You measure adoption with penetration rate, which is calculated as the number of active users divided by the total number of potential users. Sometimes there is debate around the scope of the potential user base. I advocate for a broader definition. For example, even if you have only launched in one locale, I think that you should calculate penetration rate against worldwide potential customers. This way, when you launch a new locale, your penentration rate goes up and not down. In general, I like metrics that go up when good things happen rather than ones whose dips can be explained by progress in other areas.

To increase penetration rate, you need to attract new users and keep the ones that you have. You should track both customer acquisition and retention because aggressive customer acquisition can mask churn, which is harmful to your business long term. You don't want to waste resources chasing customers that you can't keep.

Consider the channels you have to build awareness: release notes, tool tips and interactive product tours, searchable documentation, email, youtube channels... But be aware of the annoyance factor, the more accessible (in your face) the channel, the more disruptive it can be when unwanted. My team at Alexa Audio owns the hints that occur during audio playback. Alexa "by the way" hints can be very annoying so we have strict rules for which ones we allow during the audio experience. The hint must introduce a feature or content that is useful in current context. For example, we might suggest how to make a play queue continuous after the music naturally ends.

You need to be scientific in how you measure the impact of an experiment. This means randomized tests with control and treatment groups and the ability to compare immediate and long term behavior of both groups. A high conversion rate is not good if those who got the impression wind up using your product less over the following months.

In addition to building awareness, you need to make sure that the customer's first attempt to use the feature is successful and they experience immediate value. If the feature is not designed for immediate value (like auto-save), show progress toward that value (like showing a last saved time).

Most organizations don't have the analytical capacity to measure and manage penetration rate for every feature in their product. It is best to focus on "high value actions:" features that, when adopted, increase overall engagement with the product and value exchange between you and your customers.
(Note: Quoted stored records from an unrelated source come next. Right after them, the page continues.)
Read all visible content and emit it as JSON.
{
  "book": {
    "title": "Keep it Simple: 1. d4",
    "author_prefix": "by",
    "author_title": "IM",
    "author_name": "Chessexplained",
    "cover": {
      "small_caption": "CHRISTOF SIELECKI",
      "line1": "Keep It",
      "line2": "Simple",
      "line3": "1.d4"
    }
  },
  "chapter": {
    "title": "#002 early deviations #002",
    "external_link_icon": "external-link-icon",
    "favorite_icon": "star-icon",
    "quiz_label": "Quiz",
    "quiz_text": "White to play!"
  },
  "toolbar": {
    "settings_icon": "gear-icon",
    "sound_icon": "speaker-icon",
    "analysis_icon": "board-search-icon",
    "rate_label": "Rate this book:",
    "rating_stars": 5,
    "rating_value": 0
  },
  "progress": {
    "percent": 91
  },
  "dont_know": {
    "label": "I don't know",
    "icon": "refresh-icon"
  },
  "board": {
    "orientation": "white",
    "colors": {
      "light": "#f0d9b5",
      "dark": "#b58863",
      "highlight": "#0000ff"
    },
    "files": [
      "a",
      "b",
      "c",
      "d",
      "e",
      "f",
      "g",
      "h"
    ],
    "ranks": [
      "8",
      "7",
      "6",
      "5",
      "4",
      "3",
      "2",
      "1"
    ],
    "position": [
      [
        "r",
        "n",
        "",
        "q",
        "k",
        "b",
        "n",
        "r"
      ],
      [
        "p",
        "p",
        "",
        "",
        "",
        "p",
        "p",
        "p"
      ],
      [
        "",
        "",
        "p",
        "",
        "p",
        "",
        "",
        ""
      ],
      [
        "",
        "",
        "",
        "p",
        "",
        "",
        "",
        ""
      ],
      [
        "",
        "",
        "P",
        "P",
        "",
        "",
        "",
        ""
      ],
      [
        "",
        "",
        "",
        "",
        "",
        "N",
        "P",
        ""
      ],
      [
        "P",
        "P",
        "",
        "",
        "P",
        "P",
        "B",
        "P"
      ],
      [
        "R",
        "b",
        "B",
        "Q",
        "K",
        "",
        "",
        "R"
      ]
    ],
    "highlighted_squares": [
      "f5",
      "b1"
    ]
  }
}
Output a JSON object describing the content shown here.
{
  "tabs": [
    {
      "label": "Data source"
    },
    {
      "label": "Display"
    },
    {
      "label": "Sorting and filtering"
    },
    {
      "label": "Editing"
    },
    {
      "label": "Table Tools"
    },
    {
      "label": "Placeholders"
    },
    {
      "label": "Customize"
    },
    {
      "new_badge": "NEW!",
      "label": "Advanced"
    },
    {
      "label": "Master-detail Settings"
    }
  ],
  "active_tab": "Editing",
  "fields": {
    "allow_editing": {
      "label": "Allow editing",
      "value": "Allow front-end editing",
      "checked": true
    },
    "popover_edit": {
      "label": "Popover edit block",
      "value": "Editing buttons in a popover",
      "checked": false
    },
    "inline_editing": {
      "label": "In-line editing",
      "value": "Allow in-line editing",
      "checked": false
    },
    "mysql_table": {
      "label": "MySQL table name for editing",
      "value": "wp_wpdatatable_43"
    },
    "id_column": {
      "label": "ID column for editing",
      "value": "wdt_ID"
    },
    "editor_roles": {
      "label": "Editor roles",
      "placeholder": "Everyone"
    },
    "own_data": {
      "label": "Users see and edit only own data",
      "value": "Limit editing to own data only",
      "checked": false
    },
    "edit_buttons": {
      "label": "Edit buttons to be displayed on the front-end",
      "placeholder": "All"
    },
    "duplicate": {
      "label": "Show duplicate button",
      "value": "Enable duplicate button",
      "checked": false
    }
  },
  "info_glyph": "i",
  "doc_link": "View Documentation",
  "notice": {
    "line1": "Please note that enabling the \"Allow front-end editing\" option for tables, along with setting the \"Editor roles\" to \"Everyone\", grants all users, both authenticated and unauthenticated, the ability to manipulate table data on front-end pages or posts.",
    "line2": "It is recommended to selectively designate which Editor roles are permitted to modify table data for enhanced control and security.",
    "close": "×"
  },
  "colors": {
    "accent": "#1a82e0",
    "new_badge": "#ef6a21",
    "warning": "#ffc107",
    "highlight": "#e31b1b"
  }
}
There are sophisticated statistical models that can calculate the monetary value of each action but a simpler approach is to segment your user population by overall engagement (such the days in a month that they use the product). Compare the behavior of the top quartile with the bottom quartile and see which features your most active customers love. Then you can build programs to help your less active users discover these features.